The good news about Korean ox bone soup is that the recipe for it is easy to follow. The bad news, sort of, is that this dish takes a long time to cook. Called seollangtang in Korean, ox bone soup is a milky, white soup made of long-simmered ox leg bones. Many Korean cooks simmer the soup for at least eight hours. But the soup is at its best and thickest if you can simmer it for 10 hours. With this in mind, do not make this soup when you are pressed for time, stretched thin, or overbooked. Be ready to spend all day making this soup. To say that it's a commitment would be an understatement.
The finished product is well worth it, however. The aroma of seollangtang (also known as sulung tang in Korean) is rich and meaty, and the broth sticks to the roof of your mouth. Scrumptious!

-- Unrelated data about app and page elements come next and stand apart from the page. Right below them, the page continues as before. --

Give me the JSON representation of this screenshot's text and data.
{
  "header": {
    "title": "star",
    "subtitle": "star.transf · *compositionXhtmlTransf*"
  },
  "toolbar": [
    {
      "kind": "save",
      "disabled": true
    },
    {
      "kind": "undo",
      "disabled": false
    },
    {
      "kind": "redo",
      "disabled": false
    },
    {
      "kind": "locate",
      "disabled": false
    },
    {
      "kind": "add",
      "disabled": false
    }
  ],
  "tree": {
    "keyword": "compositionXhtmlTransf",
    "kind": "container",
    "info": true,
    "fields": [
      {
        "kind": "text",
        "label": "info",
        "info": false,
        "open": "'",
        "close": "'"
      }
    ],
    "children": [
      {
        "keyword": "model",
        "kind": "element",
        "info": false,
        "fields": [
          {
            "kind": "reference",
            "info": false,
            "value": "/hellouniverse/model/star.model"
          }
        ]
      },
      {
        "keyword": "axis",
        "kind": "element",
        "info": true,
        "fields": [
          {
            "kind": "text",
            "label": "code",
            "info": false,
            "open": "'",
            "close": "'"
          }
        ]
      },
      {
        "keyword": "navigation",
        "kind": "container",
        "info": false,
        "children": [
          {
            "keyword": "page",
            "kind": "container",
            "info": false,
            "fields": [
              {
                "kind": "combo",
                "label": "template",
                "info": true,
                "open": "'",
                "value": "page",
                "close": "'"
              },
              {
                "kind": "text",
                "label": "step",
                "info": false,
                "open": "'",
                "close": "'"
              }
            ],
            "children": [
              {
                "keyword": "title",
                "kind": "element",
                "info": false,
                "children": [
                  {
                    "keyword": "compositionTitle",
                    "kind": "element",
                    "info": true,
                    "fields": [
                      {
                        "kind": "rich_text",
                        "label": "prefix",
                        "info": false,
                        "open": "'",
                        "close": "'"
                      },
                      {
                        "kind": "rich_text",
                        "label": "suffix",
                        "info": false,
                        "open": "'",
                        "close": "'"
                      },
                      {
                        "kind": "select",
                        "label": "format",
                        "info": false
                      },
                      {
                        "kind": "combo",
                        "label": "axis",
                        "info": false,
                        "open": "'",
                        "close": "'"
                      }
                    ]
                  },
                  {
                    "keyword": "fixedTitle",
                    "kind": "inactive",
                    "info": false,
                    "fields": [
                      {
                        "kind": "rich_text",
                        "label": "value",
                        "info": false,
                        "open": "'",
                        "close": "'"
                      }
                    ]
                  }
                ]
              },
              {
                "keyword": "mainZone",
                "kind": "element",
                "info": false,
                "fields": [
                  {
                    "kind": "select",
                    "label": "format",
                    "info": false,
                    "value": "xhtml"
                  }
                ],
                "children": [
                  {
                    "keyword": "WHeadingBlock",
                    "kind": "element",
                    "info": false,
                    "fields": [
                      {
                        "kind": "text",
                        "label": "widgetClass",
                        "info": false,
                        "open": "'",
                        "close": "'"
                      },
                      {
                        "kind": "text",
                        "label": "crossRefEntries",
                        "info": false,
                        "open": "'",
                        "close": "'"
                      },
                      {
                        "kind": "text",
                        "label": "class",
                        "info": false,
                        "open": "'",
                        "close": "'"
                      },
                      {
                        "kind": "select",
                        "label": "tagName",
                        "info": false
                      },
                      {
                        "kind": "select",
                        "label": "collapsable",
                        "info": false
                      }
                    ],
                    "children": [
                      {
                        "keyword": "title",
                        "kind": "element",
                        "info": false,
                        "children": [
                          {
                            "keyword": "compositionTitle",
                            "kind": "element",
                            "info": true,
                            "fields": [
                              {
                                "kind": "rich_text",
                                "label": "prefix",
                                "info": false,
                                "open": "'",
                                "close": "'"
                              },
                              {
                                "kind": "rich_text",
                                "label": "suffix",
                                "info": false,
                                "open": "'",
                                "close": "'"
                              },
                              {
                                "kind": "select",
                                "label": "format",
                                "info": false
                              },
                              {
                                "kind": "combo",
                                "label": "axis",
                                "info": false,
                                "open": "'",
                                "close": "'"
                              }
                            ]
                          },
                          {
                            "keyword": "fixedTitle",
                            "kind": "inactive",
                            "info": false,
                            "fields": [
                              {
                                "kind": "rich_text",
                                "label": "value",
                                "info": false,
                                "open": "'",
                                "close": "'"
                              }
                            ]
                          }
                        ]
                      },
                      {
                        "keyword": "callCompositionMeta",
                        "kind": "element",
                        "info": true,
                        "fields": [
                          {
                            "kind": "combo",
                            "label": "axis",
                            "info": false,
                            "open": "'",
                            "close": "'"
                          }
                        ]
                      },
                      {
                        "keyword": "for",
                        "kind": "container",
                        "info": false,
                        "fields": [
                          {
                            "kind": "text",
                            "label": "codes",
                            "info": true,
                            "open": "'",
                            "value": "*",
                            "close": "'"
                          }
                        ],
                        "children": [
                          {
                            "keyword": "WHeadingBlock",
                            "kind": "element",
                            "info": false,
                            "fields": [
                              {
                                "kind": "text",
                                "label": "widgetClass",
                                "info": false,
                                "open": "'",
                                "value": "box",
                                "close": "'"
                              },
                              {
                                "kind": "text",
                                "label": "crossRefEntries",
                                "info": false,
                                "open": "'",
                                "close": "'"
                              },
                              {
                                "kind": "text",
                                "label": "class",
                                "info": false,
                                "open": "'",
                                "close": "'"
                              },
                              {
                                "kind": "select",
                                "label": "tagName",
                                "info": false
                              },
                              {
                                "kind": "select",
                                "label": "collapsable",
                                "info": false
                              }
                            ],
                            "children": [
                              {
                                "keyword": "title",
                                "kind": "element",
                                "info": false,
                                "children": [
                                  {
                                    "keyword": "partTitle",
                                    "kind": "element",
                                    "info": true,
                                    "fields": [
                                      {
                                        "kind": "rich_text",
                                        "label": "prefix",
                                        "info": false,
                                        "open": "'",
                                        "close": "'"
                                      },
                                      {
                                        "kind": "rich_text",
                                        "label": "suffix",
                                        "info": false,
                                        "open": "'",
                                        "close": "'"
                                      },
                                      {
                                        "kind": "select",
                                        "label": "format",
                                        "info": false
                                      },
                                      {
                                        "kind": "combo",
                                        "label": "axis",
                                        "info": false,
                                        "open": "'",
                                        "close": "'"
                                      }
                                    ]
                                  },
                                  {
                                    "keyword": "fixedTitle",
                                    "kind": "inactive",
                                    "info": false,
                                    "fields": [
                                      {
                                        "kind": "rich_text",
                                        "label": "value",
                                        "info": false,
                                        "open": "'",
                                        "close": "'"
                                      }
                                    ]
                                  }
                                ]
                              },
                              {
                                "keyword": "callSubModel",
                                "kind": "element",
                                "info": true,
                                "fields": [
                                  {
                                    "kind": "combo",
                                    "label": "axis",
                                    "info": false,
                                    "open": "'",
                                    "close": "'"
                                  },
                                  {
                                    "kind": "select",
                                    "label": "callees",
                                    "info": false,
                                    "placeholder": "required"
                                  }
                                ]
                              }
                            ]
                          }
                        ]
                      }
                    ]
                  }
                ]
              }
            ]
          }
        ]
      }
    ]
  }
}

You can serve the soup with just rice and kimchi, or you can make it with radish and add sliced brisket meat and noodles for an even more delicious meal. Seollangtang is usually served almost bland so that each person can add his or her own amount of salt, pepper, and scallions. The bland taste is likely a plus if you have the typical American or Western palette and can't tolerate spicy foods well.
- 2 pounds of ox bones and any attached meat (leg and knuckle bones)
- 4-5 cloves of garlic (chopped)
- 1/2 inch of ginger (thinly sliced)
- 1 pkg. Korean sweet potato noodles or Korean thin wheat noodles (dangmyun, cellophane, gooksu)
- Optional: 1 large Korean radish (peeled, halved, and sliced)
- Optional: brisket meat (cooked and thinly sliced)
- For serving: chopped scallions, sea salt, freshly ground pepper
Rinse and soak the bones for two hours in cold water. Discard the water.
Bring a large pot half-full of water to boil. Boil the bones for five minutes, remove from pot, and discard the water again.
Put ox bones in the large pot, and cover with a lot of water (~30 cups, 1.5 gallons, 8 quarts).
Bring to a boil.
Reduce heat to a hard simmer, and cook for 1 hour.
Reduce heat to medium and a lower simmer. Then cook for 4 to 6 hours, skimming fat, foam, and anything else off the surface.
Add ginger and garlic (and radish, if using), and simmer for another 1 to 2 hours.
Remove bones and seasonings (and radish, if using), and skim fat again before serving.
For a perfectly smooth broth, cool soup, and skim fats when they rise.
Serve with rice (and noodles and meat, if using) and small bowls of sea salt, pepper, and chopped scallions for seasoning to allow your dinner mates to spice the food as they see fit.